To create a large, plaza-like gathering area, allowing for a void in the street front, the physical boundary wall was inset. Using steps, ramps, and platforms, a secondary promenade was created along the edge, forcing entrants to move and pause before the pulled-metal construction wall. This allowed for increased visual porosity while maintaining the site's security.
The gatekeeper's house and covered guard booth then served as the “Focal Point” of the entire path, a preliminary goal to move towards from along the street, at which point the user would cross the threshold of the site and see ATMA in full.

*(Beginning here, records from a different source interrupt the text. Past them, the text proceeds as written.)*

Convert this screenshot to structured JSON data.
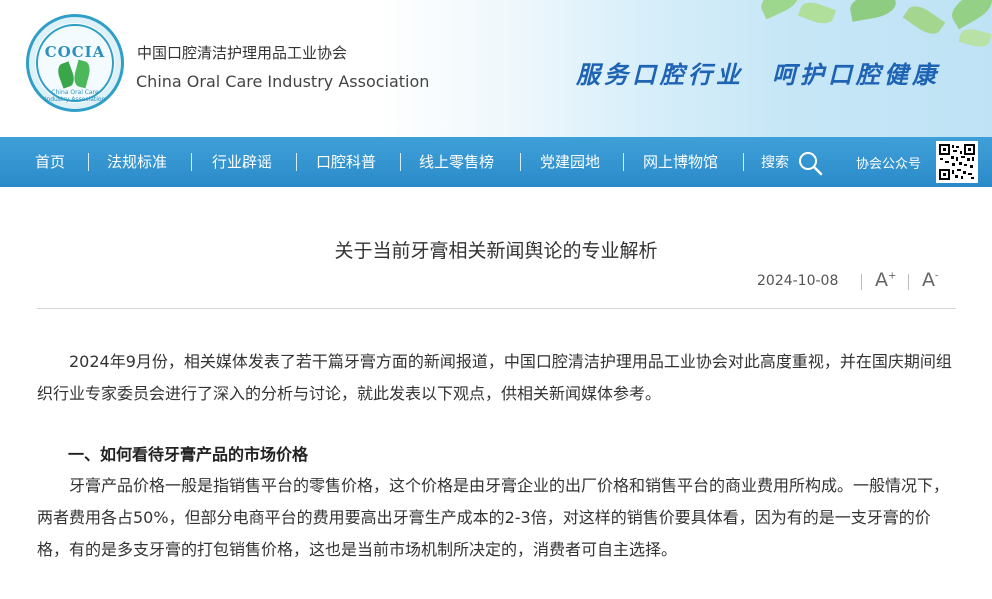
{
  "header": {
    "logo_acronym": "COCIA",
    "logo_ring_text": "China Oral Care Industry Association",
    "org_name_cn": "中国口腔清洁护理用品工业协会",
    "org_name_en": "China Oral Care Industry Association",
    "slogan": "服务口腔行业　呵护口腔健康"
  },
  "nav": {
    "items": [
      "首页",
      "法规标准",
      "行业辟谣",
      "口腔科普",
      "线上零售榜",
      "党建园地",
      "网上博物馆"
    ],
    "search_label": "搜索",
    "wechat_label": "协会公众号"
  },
  "article": {
    "title": "关于当前牙膏相关新闻舆论的专业解析",
    "date": "2024-10-08",
    "font_increase": "A",
    "font_decrease": "A",
    "paragraphs": [
      "2024年9月份，相关媒体发表了若干篇牙膏方面的新闻报道，中国口腔清洁护理用品工业协会对此高度重视，并在国庆期间组织行业专家委员会进行了深入的分析与讨论，就此发表以下观点，供相关新闻媒体参考。",
      "牙膏产品价格一般是指销售平台的零售价格，这个价格是由牙膏企业的出厂价格和销售平台的商业费用所构成。一般情况下，两者费用各占50%，但部分电商平台的费用要高出牙膏生产成本的2-3倍，对这样的销售价要具体看，因为有的是一支牙膏的价格，有的是多支牙膏的打包销售价格，这也是当前市场机制所决定的，消费者可自主选择。"
    ],
    "section_heading": "一、如何看待牙膏产品的市场价格"
  },
  "colors": {
    "nav_bg": "#2b8bca",
    "slogan": "#1e63b4",
    "logo_blue": "#2f9fc8",
    "logo_green": "#3aa64a"
  },
  "icons": [
    "search-icon",
    "qr-code-icon",
    "font-increase-icon",
    "font-decrease-icon",
    "logo-leaf-icon"
  ]
}
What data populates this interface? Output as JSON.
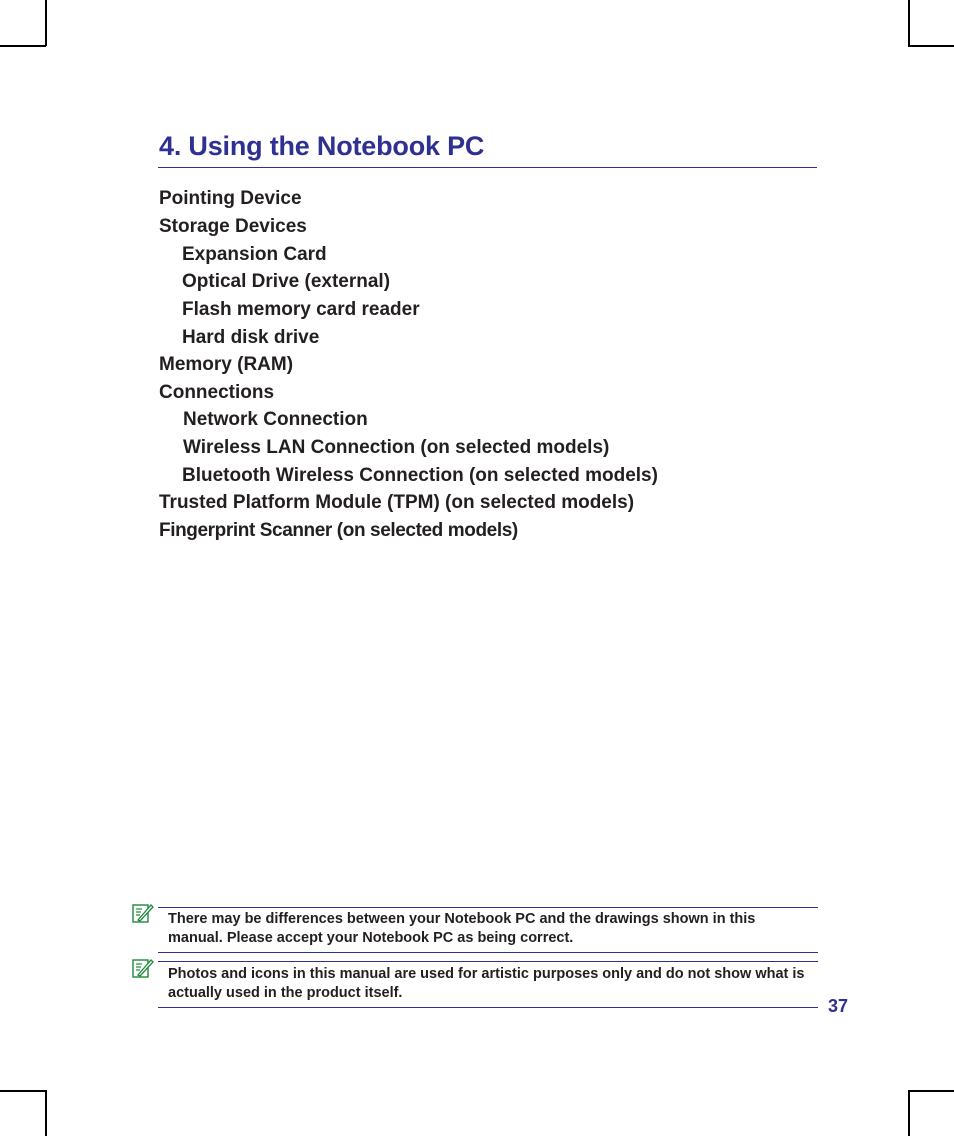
{
  "page": {
    "title": "4. Using the Notebook PC",
    "page_number": "37",
    "accent_color": "#2e3192"
  },
  "toc": {
    "items": [
      {
        "label": "Pointing Device",
        "level": 1
      },
      {
        "label": "Storage Devices",
        "level": 1
      },
      {
        "label": "Expansion Card",
        "level": 2
      },
      {
        "label": "Optical Drive (external)",
        "level": 2
      },
      {
        "label": "Flash memory card reader",
        "level": 2
      },
      {
        "label": "Hard disk drive",
        "level": 2
      },
      {
        "label": "Memory (RAM)",
        "level": 1
      },
      {
        "label": "Connections",
        "level": 1
      },
      {
        "label": "Network Connection",
        "level": 2
      },
      {
        "label": "Wireless LAN Connection (on selected models)",
        "level": 2
      },
      {
        "label": "Bluetooth Wireless Connection (on selected models)",
        "level": 2
      },
      {
        "label": "Trusted Platform Module (TPM) (on selected models)",
        "level": 1
      },
      {
        "label": "Fingerprint Scanner (on selected models)",
        "level": 1
      }
    ]
  },
  "notes": [
    {
      "icon": "note-pencil-icon",
      "text": "There may be differences between your Notebook PC and the drawings shown in this manual. Please accept your Notebook PC as being correct."
    },
    {
      "icon": "note-pencil-icon",
      "text": "Photos and icons in this manual are used for artistic purposes only and do not show what is actually used in the product itself."
    }
  ]
}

While the gatehouse itself existed directly along the axis of the entire ATMA site (delineated by the entry ramp), the actual entry was shifted slightly off-axis, taking cues from Le Corbusier's own use of axes and the deliberate breaking of the path. Similarly, the use of specific forms sought to recognize Le Corbusier's standard concrete blocks, yet still be their own.